## Problem to solve
Leave the pictures out and restate each entry below word for word.

§

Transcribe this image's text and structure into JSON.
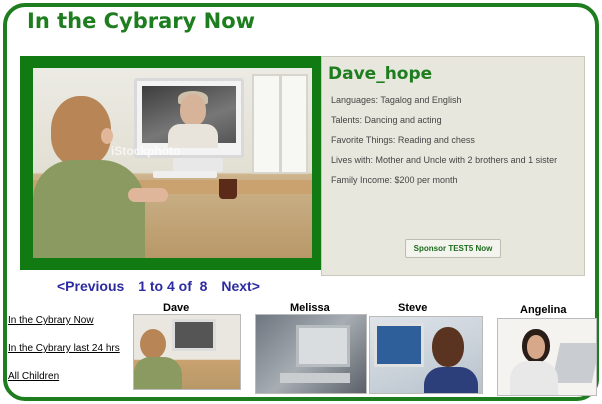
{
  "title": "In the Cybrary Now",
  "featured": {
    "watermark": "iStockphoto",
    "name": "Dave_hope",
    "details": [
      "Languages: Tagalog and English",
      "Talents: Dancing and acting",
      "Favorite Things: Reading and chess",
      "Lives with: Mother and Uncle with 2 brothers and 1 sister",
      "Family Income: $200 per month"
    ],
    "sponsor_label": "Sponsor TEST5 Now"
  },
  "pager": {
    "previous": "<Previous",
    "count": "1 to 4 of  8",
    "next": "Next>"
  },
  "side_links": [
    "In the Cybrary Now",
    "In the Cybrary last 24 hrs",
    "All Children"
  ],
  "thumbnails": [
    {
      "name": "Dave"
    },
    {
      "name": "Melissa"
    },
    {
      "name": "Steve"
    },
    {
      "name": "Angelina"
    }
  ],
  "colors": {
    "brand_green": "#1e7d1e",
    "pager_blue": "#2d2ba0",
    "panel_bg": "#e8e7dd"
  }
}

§

## Output of the exercise
Transcribe this image's text and structure into JSON.
{
  "title": "In the Cybrary Now",
  "featured": {
    "watermark": "iStockphoto",
    "name": "Dave_hope",
    "details": [
      "Languages: Tagalog and English",
      "Talents: Dancing and acting",
      "Favorite Things: Reading and chess",
      "Lives with: Mother and Uncle with 2 brothers and 1 sister",
      "Family Income: $200 per month"
    ],
    "sponsor_label": "Sponsor TEST5 Now"
  },
  "pager": {
    "previous": "<Previous",
    "count": "1 to 4 of  8",
    "next": "Next>"
  },
  "side_links": [
    "In the Cybrary Now",
    "In the Cybrary last 24 hrs",
    "All Children"
  ],
  "thumbnails": [
    {
      "name": "Dave"
    },
    {
      "name": "Melissa"
    },
    {
      "name": "Steve"
    },
    {
      "name": "Angelina"
    }
  ],
  "colors": {
    "brand_green": "#1e7d1e",
    "pager_blue": "#2d2ba0",
    "panel_bg": "#e8e7dd"
  }
}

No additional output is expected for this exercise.